In response to this and related challenges, the Asian Development Bank (ADB) is working on draft proposals to facilitate greater trade finance accessibility. Under its auspices, a series of bank-driven working groups, representing global interests, has been established. Technology is underpinning the effort as stakeholders seek transparent, user-friendly regulatory-compliant solutions. It’s a work in progress but the need to address the accessibility issue is clearly acknowledged, and Standard Bank is putting Africa on the map through its work with the ADB.
Leaving paper behind
Fintechs are also starting to challenge the trade status quo in Africa. Advanced trade platforms, such as Voltron, are working towards using blockchain as international trade finance consortia open up to digitisation. The idea is that corporates can connect with their trade partners via a single, simplified channel, enabling the exchange of documents and value across an open network. In addition, trade documents produced on external networks by a corporate’s supply chain partners can be digitally sent, verified and processed in Voltron.
Standard Bank is proud to be part of this collaborative movement to deliver an open platform for documentary trade, using Corda blockchain technology to bring significant efficiencies to transacting Letters of Credit through digital channels.
Other technology-driven initiatives around open account trading are exploring the leveraging of blockchain in the issuance of guarantees, remedying a major pain point for banks globally.

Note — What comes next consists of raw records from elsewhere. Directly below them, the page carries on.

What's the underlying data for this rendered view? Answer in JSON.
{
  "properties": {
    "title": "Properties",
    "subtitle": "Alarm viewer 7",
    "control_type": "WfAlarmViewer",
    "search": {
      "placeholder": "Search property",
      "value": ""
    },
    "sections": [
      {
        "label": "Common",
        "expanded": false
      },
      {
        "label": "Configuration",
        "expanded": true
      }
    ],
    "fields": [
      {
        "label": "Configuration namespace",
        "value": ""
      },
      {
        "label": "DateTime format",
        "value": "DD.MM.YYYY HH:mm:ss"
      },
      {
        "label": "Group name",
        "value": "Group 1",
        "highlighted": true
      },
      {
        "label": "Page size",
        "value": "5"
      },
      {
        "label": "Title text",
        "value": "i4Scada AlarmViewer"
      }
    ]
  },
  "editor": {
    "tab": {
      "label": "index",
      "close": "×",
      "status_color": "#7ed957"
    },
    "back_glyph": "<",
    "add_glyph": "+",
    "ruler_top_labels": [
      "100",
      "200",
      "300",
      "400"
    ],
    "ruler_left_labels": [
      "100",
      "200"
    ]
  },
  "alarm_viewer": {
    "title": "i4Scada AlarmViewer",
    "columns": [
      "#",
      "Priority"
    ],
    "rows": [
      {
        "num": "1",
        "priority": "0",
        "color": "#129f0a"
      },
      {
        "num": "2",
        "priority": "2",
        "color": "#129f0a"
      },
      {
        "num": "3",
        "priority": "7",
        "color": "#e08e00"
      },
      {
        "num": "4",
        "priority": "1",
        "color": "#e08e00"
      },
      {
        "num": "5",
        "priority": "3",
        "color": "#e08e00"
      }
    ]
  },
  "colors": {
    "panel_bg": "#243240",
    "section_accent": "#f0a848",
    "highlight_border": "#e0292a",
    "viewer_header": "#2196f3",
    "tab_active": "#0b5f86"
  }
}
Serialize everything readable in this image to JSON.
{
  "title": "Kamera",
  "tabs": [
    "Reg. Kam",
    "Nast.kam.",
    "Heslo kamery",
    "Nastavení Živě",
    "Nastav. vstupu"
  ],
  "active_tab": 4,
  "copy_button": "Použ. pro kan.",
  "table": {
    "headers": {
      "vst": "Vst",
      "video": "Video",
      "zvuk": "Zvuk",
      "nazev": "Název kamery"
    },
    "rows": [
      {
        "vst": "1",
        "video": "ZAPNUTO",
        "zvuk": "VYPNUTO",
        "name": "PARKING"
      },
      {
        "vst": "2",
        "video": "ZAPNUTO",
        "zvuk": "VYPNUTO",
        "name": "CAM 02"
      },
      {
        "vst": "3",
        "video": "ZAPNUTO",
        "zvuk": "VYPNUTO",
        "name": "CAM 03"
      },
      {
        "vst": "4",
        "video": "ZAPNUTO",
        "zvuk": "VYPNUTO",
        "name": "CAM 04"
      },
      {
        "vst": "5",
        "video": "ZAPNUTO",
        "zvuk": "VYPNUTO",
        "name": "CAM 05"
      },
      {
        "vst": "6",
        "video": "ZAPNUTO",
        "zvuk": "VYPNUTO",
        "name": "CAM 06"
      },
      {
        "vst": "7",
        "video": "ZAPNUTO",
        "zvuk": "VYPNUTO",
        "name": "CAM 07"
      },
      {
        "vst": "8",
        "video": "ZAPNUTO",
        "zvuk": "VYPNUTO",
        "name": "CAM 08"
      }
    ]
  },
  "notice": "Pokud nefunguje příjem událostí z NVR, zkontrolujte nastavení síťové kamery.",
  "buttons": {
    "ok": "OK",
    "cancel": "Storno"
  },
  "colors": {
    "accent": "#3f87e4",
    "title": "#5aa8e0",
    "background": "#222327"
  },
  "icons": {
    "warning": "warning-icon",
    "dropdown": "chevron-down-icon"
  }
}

It’s anticipated that some solutions emerging from ADB’s KYC workstreams will overlap with these initiatives, helping to ease client on-boarding.
With KYC workstreams seeking to address the issue of trade finance accessibility, and specifically data accessibility issues, the development of data repositories is already making life easier for corporates. Compliant documentation can be uploaded to a central utility, accessible by banks and thus removing the painful repetition of KYC document provision There have been efforts made to create a unique KYC identity for corporates across the globe. SWIFT’s own KYC Registry is complemented by solutions from third parties (including a development bank in North Africa), for example. And the potential benefits for banks and corporates, as well as global trade, are clear to see.